Friday i attended the opening of Tessa Farmers 'Nymphidia' exhibition at the Danielle Arnaud gallery. Situated in a South London Georgian town house, it makes for a wonderfully unique exhibition space. As you walk around the rooms of the house, each installation merges into the next so that you no longer view the artworks separately, in fact the house itself becomes the installation.
The fairy warriors Tessa creates appear to be getting more resourceful in the construction of their flying warships. Made out of various bits of animal debris, the results are becoming more nightmarish and macabre in nature. You can spend a good 10 minutes just observing each creation, finding new bits of detail and narrative as you go along. To help extend the narrative of the pieces there was also a selection of short animations which were incredible, especially when you consider the miniature scale of her work. Looking around the internet i've found one of the animations for you to look at here.
What i love about the exhibition however are the smaller installations you could miss, such as the wasps around the window sills and the small mouse about to get ambushed by a lone warrior in the corner of the living room. So if you want to see it for yourself head down, the show runs until the 26th June.
After a strong recommendation from a work colleague i booked up a trip to 40 winks to attend the Bedtime stories evening they host. The venue has been described by German Vogue as 'the most beautiful small hotel in the world' and you can see why. Interior designer and host to the evening David Carter has done a fantastic job creating a real sense of decadence in each of the rooms.
With a strict dress code of glamorous night attire, it was initially a bit surreal chatting to strangers in your jimjams, however after a few Gin cocktails everyone settled into the evenings festivities. The stories had a lot to live up to but i can honestly say they were all fantastic, we had 45 minutes in each room and the time flew by. A particular highlight was Suzanne Andrade's reading of Angela Carter.
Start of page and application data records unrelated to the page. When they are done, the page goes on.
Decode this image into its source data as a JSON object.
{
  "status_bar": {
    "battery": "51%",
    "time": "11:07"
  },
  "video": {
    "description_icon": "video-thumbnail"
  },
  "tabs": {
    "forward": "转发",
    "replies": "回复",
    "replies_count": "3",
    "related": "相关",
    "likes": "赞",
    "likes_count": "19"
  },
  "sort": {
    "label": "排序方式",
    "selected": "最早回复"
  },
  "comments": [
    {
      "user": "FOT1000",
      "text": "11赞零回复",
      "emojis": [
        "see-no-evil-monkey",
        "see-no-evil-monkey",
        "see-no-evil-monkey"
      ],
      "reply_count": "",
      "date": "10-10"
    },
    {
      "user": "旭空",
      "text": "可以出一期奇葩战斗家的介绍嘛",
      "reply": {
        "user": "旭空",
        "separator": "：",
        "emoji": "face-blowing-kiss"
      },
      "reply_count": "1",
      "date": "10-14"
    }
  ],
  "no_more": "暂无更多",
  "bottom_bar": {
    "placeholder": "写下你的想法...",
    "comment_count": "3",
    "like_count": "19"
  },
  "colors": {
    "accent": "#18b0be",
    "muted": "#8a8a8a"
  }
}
I haven't read much of Angela's work previously and it was a great introduction, I have to confess I had some very vivid dreams after that.
If you want to go and experience it for yourself you'll have to be quick as there are just a few shows before it temporarily closes for the summer. The next one is the 27th of this month, which will have Peter Chand performing 'Tales from India' and the last two dates being the 15th and 16th June 'Tales of The Beautiful and The Damned'
Some say he's the 'Master of pens'. Some call him the 'Shoreditch Beat Busketeer'. Some say he fucks about for a living. Well whatever they say, you have to admire Mr Bingo's latest self initiated project. Bringing life back into the old art of postcard correspondence, Mr Bingo adds his own subversive twist by sending out vintage postcards containing drawings with varying degrees of offensiveness. Giving both the the receiver and postman a bit of entertainment along the way.
I have to confess i was unsure if it would ever turn up, as it's something that could easily get lost in the post, but low and behold it got delivered, giving a nice little lift to my morning.
If you fancy getting your own personalized piece of hate mail, you can go over to his site and order one (or even better send one to a friend). I get the impression from his tweets this has become pretty popular so expect a fair wait as he works through the backlog.
Currently working as an Art Director the the Digital Agency Collective London. For the 5 years i have been with the agency i have worked with a broad range of clients, such as Honda, EA games, Learndirect, innocent drinks, Channel 4, BBC, and LOCOG. The work produced has won awards in both Campaign digital and Revolution as well as being featured in magazines such as NMA, webdesigner magazine, and computer arts.